My concern is that, because of the long-term and risky technology bets that are inherent in cleantech, many companies are beginning to think that public markets are a reasonable way to raise capital when private markets get tight or when government funding dries up. Given that 2011 has seen the most IPOs shelved ever, this is faulty logic at best, and at worst a very quick way for the cleantech industry to gain a reputation as the very IPO “bubble”Parker described.

If we look at Khosla’s big biofuel IPOs, one company has no revenue (Kior) and two have lost increasing amounts of money in terms of net income for the past three reported quarters (Gevo and Amyris). Cellulosic ethanol company Mascoma filed for a $100 million IPO a few weeks back with a net loss of $14.5 million in the first six months of 2011, $4 million more than it lost during the same period in 2010.

In the end, success for cleantech is not another IPO. Success is a company that offers a reliable supply of renewable and non-carbon emitting energy, and a roadmap for how that energy source will narrow the price gap with prevailing fossil fuels. The most widely deployed renewable energy, wind power, has shown signs recently of reaching parity with fossil fuels, as an August power auction in Brazil found wind power cheaper than natural gas.
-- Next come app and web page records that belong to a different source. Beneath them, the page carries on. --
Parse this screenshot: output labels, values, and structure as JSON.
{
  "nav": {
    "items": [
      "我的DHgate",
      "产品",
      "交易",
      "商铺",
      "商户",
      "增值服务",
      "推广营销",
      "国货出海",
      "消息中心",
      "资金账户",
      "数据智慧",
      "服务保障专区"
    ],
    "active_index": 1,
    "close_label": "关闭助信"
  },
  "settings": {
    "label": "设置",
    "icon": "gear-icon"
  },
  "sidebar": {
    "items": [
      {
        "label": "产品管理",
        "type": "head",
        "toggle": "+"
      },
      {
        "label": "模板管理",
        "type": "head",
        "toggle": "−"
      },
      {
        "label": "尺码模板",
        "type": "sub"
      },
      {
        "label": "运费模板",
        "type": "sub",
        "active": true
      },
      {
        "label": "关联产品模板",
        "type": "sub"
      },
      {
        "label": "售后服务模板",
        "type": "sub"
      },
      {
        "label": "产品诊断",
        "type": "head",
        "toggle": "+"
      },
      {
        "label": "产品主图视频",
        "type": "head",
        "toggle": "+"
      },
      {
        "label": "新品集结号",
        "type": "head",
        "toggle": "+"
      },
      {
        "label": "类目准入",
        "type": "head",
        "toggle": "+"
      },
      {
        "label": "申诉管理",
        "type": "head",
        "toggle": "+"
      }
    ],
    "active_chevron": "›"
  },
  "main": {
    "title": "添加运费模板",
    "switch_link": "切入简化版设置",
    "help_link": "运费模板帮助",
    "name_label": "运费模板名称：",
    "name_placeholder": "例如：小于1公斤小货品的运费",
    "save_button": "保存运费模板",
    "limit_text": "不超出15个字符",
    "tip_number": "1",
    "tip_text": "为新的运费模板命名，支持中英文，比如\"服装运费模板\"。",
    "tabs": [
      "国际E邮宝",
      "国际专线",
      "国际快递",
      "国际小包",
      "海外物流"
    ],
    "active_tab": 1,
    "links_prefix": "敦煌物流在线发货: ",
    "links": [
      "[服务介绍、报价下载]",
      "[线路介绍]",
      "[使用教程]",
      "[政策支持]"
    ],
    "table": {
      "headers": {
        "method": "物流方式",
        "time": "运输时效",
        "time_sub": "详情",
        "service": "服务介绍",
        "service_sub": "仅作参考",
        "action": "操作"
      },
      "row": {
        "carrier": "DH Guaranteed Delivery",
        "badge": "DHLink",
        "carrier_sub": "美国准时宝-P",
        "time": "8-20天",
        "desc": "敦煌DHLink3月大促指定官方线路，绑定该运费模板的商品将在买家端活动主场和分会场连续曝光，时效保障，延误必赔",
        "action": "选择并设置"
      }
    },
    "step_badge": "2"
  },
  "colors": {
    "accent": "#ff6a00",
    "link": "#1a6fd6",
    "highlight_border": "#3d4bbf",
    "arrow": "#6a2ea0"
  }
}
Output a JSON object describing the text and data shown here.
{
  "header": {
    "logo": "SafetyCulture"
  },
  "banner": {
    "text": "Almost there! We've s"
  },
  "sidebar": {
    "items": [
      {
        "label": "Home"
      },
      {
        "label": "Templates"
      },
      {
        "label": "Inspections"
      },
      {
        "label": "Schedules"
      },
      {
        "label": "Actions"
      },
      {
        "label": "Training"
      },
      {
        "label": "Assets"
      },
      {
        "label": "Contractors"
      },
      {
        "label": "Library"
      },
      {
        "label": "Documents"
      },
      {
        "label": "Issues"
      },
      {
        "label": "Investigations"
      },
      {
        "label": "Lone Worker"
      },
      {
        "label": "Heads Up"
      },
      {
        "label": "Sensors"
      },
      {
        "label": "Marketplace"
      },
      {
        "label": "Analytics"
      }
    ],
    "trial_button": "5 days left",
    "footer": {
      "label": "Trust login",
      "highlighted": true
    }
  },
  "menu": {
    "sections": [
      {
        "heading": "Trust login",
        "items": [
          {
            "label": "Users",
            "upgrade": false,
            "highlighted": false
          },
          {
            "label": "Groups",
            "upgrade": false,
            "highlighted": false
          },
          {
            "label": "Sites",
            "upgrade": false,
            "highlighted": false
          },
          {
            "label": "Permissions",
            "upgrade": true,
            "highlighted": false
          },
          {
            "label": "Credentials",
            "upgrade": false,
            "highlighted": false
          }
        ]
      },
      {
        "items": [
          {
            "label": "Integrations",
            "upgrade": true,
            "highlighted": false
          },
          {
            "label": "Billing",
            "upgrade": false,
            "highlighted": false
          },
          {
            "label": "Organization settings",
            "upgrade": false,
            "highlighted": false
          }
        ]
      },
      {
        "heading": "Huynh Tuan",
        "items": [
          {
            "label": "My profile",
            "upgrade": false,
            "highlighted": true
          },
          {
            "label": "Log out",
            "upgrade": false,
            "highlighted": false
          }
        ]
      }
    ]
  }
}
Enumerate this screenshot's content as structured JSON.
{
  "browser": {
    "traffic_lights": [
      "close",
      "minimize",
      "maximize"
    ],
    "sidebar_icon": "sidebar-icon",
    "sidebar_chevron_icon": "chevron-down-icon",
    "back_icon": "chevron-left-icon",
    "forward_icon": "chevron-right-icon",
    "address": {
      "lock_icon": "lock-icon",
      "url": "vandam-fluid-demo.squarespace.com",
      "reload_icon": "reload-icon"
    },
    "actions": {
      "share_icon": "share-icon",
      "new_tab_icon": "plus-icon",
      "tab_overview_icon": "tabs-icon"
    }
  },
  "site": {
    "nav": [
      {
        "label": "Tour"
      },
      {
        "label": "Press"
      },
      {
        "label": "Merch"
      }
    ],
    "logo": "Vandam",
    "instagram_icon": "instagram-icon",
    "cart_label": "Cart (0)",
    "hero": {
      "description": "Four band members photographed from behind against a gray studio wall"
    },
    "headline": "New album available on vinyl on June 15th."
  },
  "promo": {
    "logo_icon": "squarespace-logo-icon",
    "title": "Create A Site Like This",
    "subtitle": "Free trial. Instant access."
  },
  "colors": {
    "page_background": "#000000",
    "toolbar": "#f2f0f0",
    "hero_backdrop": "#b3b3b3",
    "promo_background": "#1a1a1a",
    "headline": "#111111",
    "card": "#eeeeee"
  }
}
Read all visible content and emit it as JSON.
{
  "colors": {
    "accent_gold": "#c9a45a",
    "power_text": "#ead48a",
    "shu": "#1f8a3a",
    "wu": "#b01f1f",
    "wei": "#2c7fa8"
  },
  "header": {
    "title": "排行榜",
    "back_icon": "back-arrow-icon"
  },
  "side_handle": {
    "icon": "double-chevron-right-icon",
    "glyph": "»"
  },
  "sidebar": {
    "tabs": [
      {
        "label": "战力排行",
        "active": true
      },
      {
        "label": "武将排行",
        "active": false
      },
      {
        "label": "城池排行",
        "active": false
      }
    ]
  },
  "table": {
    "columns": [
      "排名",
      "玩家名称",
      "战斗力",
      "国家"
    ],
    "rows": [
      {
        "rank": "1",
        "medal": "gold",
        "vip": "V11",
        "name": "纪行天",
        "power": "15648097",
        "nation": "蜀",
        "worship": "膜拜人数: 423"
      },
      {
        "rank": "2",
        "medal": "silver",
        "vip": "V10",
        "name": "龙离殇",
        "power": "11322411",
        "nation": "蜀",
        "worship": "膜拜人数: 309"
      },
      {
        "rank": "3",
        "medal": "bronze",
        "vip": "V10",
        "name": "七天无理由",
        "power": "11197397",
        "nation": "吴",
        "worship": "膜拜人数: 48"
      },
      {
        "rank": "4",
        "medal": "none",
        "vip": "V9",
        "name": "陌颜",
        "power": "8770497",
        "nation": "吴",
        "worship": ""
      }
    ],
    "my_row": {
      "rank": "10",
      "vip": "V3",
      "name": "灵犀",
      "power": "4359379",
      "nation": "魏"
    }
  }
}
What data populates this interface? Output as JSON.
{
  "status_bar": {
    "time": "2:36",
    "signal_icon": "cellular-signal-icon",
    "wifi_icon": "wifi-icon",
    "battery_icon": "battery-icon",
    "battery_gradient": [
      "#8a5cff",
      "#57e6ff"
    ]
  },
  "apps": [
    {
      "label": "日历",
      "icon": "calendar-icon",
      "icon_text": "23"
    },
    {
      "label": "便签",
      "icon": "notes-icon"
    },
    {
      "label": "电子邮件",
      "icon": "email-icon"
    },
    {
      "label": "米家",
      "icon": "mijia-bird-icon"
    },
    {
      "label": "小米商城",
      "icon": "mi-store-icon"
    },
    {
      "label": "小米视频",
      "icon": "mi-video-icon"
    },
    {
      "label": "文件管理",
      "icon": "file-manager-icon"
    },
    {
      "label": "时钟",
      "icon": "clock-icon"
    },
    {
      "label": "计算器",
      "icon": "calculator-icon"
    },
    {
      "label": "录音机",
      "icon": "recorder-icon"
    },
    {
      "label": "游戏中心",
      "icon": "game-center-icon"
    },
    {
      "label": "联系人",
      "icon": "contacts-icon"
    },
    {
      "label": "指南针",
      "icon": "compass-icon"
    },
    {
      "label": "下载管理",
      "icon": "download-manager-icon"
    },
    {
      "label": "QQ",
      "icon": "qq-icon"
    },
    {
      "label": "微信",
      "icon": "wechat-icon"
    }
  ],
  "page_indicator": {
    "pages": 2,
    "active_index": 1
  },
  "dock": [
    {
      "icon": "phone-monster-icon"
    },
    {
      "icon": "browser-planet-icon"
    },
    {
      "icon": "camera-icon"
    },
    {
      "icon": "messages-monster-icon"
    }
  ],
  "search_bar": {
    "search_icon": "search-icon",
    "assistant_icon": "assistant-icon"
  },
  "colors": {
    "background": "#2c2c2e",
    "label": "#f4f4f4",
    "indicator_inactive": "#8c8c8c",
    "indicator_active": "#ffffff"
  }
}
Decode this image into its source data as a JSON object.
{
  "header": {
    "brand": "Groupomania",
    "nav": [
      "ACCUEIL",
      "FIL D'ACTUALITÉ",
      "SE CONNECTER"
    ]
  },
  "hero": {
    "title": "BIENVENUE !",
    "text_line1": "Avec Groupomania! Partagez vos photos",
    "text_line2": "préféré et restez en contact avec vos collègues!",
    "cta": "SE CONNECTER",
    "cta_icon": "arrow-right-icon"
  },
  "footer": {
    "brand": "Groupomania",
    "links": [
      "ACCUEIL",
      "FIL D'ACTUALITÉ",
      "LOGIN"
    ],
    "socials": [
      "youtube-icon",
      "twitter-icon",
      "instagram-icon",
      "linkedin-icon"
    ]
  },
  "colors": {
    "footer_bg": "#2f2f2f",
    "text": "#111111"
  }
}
That’s the trend and message that companies should be focusing on.

The next 12–24 months will be critical. The Breakthrough Institute estimates that over 70 percent of federal funding support for clean energy has lapsed or will lapse in the next three years. If the funding mechanism of last resort becomes the IPO, then there will be a number of IPO disasters, which will, in turn, make earlier stage funding harder to come by for all cleantech companies. A resistance to cleantech will settle in on public markets and send a shockwave across all of cleantech finance. It’s a vicious cycle that no one wants.

Question of the week

How should cleantech measure its success?